It seems poor old Economic Development Minister Steven Joyce copped a dildo in the chops and was subjected to international ridicule for nothing.
At Waitangi last year, a novelty penis was hurled at Joyce by way of protesting the Trans Pacific Partnership Agreement which the trade ministers of 11 countries had signed in Auckland the day before.
Now US President-elect Donald Trump has confirmed he will pull the US out of that agreement as soon as he can – putting the future of the entire agreement at risk.
In a rather cat and mouse game, Trump left it until the day after the leaders of the TPP finished talking about him behind his back and left the Apec Summit in Lima to break the bad news to them.
At Apec in Peru, Key was not the only leader hoping for a change of heart by Trump.
It appeared to be based on the reasoning that politicians often said things on the campaign trail that they did not go through with in office.
It ignored the fact Trump is not a politician.
Swapping China for the US, or the TPP for RCEP is little consolation for New Zealand given it already has a comprehensive free trade agreement with China.
But there was some good news to flow New Zealand’s way from China’s determination to step into the breach.
The APEC timing of the announcement about the upgrade of the FTA between New Zealand and China was no coincidence.
The New Zealand Government had not expected to get agreement on the terms for the upgrade talks until mid 2017.
Given that, there was some surprise China agreed to a pitch from New Zealand for an Apec-timed announcement.
That was made during visits by Foreign Minister Murray McCully and Trade Minister Todd McClay in the weeks leading up to the US election.
It makes New Zealand the first developed country to get a free trade agreement with China and the first in line for an upgrade. It was China showing it can walk the talk.
The US was not only the prize New Zealand wanted. It was the prize most other countries also wanted.
Trump has announced the US will now look to bilateral agreements rather than multilateral agreements involving groups of countries.
A little country waits and the signs are that it will wait for a long time.
The Government will push to try to get in the queue. But that will not be easy.
It may pay to remember Trump is not a politician.
Trump may not like swamps, but he does like fairways and greens.
The only thing Trump appears to know about New Zealand is that it is the homeland of golfer Sir Bob Charles.

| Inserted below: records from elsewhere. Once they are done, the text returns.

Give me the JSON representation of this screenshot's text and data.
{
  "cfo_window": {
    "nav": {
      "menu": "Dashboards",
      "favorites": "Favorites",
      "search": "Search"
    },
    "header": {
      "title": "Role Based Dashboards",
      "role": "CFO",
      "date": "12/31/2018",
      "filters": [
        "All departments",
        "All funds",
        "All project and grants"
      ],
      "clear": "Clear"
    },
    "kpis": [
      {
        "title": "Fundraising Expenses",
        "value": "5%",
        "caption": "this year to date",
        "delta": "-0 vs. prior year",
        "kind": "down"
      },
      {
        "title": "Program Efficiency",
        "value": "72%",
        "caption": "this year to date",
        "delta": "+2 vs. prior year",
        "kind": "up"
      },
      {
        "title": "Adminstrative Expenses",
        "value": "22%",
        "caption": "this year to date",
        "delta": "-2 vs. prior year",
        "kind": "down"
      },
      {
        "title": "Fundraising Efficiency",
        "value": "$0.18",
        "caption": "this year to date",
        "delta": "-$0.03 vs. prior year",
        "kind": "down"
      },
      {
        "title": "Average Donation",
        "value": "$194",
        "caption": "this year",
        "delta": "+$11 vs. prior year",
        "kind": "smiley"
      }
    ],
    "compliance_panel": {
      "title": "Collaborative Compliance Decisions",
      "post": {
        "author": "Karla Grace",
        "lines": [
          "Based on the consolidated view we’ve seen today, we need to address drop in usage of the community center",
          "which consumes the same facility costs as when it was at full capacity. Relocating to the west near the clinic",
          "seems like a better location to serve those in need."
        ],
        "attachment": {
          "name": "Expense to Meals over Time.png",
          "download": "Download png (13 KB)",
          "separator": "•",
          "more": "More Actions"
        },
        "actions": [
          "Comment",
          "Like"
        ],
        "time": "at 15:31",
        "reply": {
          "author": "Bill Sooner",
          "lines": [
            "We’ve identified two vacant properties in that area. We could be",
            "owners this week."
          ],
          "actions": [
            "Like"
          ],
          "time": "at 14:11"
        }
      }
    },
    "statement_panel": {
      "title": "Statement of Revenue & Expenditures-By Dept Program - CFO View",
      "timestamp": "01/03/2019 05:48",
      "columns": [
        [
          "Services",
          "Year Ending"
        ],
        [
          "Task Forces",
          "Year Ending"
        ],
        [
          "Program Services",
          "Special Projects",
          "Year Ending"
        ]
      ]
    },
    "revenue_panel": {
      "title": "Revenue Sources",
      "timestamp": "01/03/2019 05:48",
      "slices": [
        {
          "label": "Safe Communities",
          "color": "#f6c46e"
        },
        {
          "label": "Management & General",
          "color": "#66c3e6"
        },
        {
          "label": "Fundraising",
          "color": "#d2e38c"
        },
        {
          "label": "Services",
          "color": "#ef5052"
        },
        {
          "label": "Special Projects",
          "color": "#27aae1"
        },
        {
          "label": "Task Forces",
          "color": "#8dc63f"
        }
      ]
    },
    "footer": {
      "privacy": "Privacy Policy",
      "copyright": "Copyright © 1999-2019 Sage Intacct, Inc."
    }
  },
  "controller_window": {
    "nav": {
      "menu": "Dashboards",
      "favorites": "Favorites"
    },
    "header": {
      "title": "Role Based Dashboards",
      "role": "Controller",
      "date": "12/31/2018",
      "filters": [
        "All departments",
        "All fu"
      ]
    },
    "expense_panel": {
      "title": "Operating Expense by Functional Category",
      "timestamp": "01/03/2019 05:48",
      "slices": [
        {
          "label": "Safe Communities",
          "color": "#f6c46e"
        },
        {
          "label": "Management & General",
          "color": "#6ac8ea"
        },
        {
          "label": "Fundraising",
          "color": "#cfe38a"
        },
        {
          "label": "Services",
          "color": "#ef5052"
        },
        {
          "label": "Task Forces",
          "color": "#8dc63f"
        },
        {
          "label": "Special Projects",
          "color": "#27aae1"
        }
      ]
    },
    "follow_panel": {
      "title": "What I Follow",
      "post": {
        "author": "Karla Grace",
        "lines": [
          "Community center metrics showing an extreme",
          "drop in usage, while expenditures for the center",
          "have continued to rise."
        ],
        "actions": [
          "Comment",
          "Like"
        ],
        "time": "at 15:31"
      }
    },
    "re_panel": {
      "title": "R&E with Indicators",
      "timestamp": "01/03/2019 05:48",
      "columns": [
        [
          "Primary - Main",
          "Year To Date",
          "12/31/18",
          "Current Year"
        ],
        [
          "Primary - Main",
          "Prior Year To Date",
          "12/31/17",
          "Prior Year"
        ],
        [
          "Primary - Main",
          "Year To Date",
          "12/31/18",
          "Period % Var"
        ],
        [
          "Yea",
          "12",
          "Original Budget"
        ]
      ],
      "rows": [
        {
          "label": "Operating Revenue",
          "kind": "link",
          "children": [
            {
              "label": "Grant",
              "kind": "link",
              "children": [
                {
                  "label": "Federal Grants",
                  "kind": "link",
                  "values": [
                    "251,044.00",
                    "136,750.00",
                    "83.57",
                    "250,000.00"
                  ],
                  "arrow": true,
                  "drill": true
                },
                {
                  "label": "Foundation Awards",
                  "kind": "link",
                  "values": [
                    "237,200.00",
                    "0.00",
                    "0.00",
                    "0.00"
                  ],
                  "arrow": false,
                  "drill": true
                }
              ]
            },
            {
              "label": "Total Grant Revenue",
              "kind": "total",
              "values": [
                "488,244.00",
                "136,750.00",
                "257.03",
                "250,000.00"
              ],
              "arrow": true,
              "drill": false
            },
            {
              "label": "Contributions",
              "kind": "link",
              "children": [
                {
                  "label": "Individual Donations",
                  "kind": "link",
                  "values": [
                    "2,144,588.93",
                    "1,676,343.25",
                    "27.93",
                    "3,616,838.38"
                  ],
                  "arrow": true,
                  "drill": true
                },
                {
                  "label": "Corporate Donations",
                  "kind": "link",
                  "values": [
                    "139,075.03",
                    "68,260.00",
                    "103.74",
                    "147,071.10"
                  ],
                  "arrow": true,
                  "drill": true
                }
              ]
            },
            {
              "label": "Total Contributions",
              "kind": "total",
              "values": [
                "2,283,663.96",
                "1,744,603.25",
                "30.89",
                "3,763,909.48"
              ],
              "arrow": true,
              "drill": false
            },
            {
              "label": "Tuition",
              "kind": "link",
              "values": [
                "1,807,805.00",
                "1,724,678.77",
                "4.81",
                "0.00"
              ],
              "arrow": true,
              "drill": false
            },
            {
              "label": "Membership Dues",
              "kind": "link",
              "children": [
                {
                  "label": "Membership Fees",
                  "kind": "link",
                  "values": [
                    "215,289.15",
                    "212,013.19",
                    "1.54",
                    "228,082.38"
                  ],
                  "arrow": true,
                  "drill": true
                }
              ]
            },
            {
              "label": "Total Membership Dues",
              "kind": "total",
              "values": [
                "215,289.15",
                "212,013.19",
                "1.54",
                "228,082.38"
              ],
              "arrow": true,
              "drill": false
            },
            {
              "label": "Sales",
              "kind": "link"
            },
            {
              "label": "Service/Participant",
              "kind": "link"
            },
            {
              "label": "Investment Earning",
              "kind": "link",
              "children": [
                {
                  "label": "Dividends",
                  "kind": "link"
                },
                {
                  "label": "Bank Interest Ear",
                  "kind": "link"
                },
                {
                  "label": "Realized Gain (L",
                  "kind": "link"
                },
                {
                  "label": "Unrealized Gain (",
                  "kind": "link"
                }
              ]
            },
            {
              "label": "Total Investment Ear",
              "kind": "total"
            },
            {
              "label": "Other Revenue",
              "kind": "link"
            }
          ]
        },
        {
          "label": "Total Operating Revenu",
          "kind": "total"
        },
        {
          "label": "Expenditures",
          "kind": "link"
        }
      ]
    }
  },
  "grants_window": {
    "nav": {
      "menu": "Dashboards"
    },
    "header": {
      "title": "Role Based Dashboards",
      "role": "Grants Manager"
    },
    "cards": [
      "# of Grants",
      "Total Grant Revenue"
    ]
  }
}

Australia’s Malcolm Turnbull had to resort to going to Australia’s golfer Greg Norman to get Trump’s number when trying to hook up a meeting.
Perhaps New Zealand should take a leaf out of Turnbull’s book and enlist Sir Bob to try to get attention.
It wouldn’t be the first time. Key has dragged sport stars overseas along with him to try and open doors.
Trump is clearly not going to accept normal channels. By ignoring “the swamp”, bypassing established media and cutting the establishment out, Trump needs to be engaged in a totally different way.
And luckily, in Key, we have just the fellow for the job.
– Claire Trevett, NZ Herald